Part V: Changes and Special Circumstances

As time marches on, you may very well find your job and your stock options affected by various circumstances. Chapter 16 discusses what happens to your stock options if your company is acquired. Chapter 17 helps you pick up hints and clues about what might happen to your stock options in the future — will they soar in value, or plummet into nothingness? Chapter 18 discusses what happens to your options when you leave your job — different situations will likely apply whether you are laid off, resign, retire, become disabled, or die while still an employee. Finally, Chapter 19 discusses various types of special circumstances that may change key aspects of your stock options — for example, changes to the strike price, if the options are repriced.

Part VI: The Part of Tens

Each Part of Tens chapter presents ten elements about a key stock option topic. Chapters 20 and 21 give you lists of items that may foretell whether your stock options will be worth a lot or may become worthless, respectively.

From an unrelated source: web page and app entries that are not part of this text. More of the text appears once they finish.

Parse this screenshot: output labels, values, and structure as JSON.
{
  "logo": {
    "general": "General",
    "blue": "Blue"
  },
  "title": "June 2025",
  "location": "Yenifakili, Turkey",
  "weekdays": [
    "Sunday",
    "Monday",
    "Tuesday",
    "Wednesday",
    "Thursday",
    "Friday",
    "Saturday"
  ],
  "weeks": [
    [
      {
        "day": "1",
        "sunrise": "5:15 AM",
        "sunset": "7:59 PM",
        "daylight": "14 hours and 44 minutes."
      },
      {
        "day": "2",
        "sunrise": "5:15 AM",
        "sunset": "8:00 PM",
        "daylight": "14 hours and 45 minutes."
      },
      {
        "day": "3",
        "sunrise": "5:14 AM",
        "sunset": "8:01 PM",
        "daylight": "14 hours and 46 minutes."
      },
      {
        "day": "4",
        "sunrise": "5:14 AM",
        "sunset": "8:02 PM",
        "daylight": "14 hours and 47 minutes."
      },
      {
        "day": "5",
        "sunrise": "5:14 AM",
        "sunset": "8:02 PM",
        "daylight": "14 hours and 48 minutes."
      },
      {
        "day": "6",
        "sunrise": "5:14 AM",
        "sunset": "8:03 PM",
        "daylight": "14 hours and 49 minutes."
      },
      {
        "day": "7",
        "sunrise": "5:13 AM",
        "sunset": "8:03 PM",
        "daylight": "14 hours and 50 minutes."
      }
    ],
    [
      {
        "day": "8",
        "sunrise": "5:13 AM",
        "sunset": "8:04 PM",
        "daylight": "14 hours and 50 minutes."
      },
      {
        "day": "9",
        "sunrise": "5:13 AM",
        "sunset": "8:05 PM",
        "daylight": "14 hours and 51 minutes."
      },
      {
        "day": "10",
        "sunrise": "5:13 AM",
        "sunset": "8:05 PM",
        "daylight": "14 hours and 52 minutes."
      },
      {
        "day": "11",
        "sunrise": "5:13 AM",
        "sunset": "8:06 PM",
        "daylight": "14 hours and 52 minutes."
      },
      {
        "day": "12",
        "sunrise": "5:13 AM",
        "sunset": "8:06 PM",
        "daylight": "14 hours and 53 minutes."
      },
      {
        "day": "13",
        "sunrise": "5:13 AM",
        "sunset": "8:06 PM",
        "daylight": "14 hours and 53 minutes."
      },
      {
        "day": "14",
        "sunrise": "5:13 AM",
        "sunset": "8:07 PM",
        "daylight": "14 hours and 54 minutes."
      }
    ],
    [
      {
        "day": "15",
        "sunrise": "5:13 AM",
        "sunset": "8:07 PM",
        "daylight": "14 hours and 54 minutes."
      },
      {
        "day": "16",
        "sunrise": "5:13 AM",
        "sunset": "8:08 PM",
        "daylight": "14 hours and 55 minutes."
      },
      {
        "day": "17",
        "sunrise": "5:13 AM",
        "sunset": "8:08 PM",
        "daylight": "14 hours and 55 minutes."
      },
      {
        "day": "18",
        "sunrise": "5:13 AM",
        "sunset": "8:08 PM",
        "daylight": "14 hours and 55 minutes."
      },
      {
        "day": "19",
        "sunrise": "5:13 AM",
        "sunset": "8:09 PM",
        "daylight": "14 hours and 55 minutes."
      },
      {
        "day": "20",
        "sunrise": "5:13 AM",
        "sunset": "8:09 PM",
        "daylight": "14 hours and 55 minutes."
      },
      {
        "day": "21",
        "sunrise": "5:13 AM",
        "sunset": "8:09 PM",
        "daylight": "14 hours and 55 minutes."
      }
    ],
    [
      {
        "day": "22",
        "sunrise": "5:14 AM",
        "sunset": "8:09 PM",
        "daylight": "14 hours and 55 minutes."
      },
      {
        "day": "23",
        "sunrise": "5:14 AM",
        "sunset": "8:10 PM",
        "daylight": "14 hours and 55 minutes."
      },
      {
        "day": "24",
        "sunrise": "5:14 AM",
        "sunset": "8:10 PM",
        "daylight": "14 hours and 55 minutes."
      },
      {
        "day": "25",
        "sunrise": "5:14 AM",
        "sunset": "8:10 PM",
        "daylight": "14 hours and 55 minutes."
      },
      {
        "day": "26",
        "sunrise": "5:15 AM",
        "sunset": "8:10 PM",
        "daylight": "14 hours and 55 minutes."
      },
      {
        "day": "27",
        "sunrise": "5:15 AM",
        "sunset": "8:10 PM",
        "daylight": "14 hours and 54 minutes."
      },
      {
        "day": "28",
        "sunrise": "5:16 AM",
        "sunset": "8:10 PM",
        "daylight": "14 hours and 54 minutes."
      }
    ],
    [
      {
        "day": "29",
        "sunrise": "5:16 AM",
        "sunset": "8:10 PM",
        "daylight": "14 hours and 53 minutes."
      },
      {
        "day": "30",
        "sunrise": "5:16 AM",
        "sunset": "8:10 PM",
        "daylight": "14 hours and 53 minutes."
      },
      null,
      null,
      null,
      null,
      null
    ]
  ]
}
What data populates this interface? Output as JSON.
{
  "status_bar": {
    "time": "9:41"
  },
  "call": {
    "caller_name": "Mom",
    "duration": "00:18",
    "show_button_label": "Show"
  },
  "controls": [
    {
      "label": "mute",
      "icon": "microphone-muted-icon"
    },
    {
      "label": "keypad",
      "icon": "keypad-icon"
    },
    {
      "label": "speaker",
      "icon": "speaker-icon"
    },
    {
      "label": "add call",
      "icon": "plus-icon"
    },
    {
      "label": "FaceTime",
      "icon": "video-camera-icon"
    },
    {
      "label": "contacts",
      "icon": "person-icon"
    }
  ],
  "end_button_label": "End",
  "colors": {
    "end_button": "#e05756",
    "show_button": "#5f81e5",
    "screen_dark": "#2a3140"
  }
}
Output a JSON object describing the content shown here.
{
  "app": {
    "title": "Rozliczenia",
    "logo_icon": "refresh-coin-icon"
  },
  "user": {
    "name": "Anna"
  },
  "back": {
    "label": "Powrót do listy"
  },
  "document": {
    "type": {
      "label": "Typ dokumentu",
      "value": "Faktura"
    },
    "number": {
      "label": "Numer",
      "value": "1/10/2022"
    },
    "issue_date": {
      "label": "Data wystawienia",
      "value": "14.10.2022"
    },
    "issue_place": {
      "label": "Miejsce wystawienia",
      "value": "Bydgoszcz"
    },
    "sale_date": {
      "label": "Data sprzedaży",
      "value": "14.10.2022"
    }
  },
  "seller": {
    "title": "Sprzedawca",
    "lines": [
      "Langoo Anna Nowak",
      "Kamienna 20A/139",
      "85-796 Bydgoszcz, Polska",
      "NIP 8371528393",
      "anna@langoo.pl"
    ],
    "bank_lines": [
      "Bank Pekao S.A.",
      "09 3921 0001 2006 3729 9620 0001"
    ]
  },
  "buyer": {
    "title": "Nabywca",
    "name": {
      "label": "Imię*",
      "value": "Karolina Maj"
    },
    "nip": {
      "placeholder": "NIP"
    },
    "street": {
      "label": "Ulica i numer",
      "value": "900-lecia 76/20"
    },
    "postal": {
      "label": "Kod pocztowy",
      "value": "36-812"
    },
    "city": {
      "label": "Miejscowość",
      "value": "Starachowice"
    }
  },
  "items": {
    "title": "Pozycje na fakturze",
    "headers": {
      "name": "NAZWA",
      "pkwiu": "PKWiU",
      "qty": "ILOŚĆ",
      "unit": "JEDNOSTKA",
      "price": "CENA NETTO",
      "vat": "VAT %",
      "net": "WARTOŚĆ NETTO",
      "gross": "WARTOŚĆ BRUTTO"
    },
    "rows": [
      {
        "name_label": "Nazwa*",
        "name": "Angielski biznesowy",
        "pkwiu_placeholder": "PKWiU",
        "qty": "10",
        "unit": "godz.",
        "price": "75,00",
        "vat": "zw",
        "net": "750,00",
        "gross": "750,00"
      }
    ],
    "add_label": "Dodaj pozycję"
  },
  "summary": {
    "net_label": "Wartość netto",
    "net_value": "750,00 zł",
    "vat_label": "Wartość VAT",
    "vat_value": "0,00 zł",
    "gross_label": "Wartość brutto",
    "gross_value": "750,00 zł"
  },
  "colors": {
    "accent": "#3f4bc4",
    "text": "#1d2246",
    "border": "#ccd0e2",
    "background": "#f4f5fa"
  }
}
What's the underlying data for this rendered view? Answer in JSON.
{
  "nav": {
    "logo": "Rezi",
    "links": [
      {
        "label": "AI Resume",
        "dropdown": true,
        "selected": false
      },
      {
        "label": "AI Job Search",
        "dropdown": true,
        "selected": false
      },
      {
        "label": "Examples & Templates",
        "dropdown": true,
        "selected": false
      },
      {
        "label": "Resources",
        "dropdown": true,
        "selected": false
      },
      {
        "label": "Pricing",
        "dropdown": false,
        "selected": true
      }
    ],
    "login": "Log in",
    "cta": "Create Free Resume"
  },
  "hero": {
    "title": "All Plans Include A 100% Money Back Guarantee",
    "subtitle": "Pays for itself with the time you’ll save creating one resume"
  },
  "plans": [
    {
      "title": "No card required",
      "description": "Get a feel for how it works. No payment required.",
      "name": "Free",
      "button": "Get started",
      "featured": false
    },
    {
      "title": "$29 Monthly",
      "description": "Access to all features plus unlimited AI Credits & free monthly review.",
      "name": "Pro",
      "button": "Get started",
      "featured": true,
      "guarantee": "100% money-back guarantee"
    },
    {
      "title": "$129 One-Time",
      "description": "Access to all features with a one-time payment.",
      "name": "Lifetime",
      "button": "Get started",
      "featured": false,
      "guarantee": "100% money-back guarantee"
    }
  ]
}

Chapter 22 ties in with the material in Chapter 5, and warns you about ten key things to look for in your stock option agreements before you sign them.

Icons Used in This Book

As with all . . . For Dummies books, the text is annotated with icons to call your attention to various points I make (or try to make!) about stock options.

Tip

When you see the Tip icon, the accompanying material is some action you should consider taking.

Warning(bomb)

The Warning icon is exactly that: a warning of some dire consqeuence that might occur should you make the wrong move with your stock options.

TechnicalStuff

When you see the Technical Stuff icon, the accompanying material falls into that category of “thanks, but that’s more than I really needed to know.” You can certainly get the gist of any chapter’s contents by skipping over the Technical Stuff material, but if you want to get under the hood for that chapter’s topic, a few moments spent with the Technical Stuff material will help you thoroughly understand that topic.

Remember

The Remember icon calls your attention to a point that was made earlier in the chapter or in an earlier chapter, or highlights a key point or two that you should remember.

Part I

The Fundmentals of Stock Options

In this part . . .

This part explains the basics of stock options: how they work, how you might make a lot of money, and — sorry to say — how your stock options might turn out to be little more than a “wouldn’t it have been nice” fantasy. You’ll see how to match different types of employment situations and stock option packages to your own circumstances and tolerance for risk to help maximize your chances for stock option profits. You’ll also get a look at the types of stock option packages the “big guys” in your company — like the CEO and the Board of Directors — have.